There are many macro-economic metrics to consider when speculating how long the current market conditions will last and if a bubble market exists. Unemployment is the lowest since 2008, but with lackluster wage growth. Inflation remains tame with recent reports showing a 0.2 percent annual rise in prices, far from the 2 percent Fed target rate. New construction levels are approximately 33 percent of what the levels were in 2007, and haven’t recovered anywhere near those of the early 1990s, providing further evidence of a constraint in supply. All are factors that affect the 10-year treasury rate which has always been one of the lead indicators to the state of the market and whether a bubble exists.
At the beginning of 2014 industry experts predicted the 10-year treasury rate could increase as much as 50-100 basis points by the end of 2014. Almost the exact opposite occurred over that time period. As of the end of July 2015, the 10-year treasury rate was 2.29 percent. Various economists speculate the 10-year treasury rate will not get to 3 percent by the end of the year, with January 2014 being the most recent time it occurred.

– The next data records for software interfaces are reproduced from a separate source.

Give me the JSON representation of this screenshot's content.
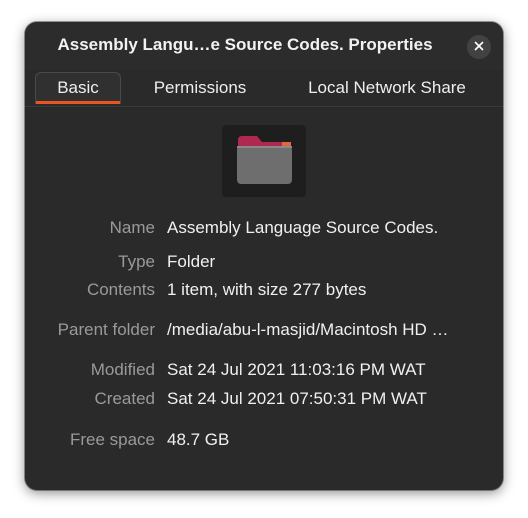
{
  "window": {
    "title": "Assembly Langu…e Source Codes. Properties"
  },
  "tabs": [
    {
      "label": "Basic",
      "active": true
    },
    {
      "label": "Permissions",
      "active": false
    },
    {
      "label": "Local Network Share",
      "active": false
    }
  ],
  "icons": {
    "close": "close-icon",
    "folder": "folder-icon"
  },
  "colors": {
    "accent": "#e95420",
    "folder_tab": "#b0284f",
    "folder_body": "#6e6e6e"
  },
  "properties": {
    "name": {
      "label": "Name",
      "value": "Assembly Language Source Codes."
    },
    "type": {
      "label": "Type",
      "value": "Folder"
    },
    "contents": {
      "label": "Contents",
      "value": "1 item, with size 277 bytes"
    },
    "parent_folder": {
      "label": "Parent folder",
      "value": "/media/abu-l-masjid/Macintosh HD …"
    },
    "modified": {
      "label": "Modified",
      "value": "Sat 24 Jul 2021 11:03:16 PM WAT"
    },
    "created": {
      "label": "Created",
      "value": "Sat 24 Jul 2021 07:50:31 PM WAT"
    },
    "free_space": {
      "label": "Free space",
      "value": "48.7 GB"
    }
  }
}
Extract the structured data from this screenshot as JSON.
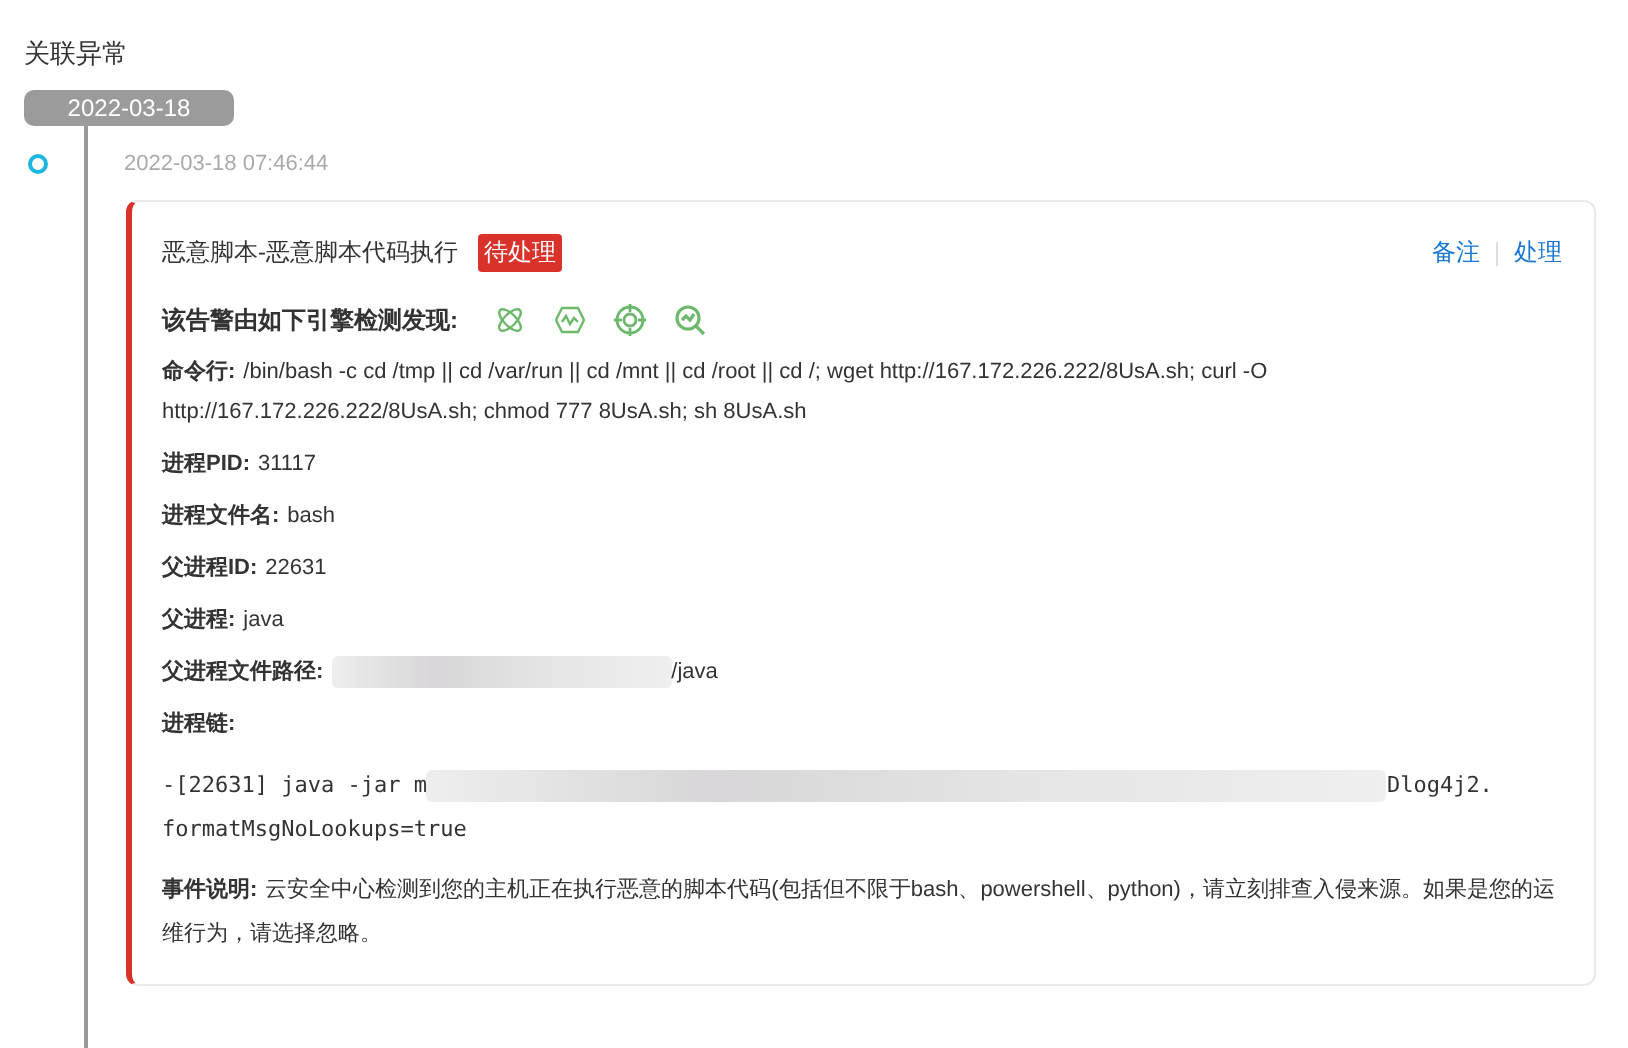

While the market patiently waits for the Fed’s decision on the next potential rate hike discussion in September 2015, the retail industry will continue to take advantage of today’s market as lenders remain eager to allocate money and stay competitive on spreads to attract refinances or new purchase loans. 2015 will be another historic year in the industry. The overall velocity of transactions may not be at the escalated pace of the peak of the last cycle (2005-2007), but with rates remaining steady and not anticipated to increase until the end of the year, combined with the record high investor demand and scarcity of product, there is no bubble in sight.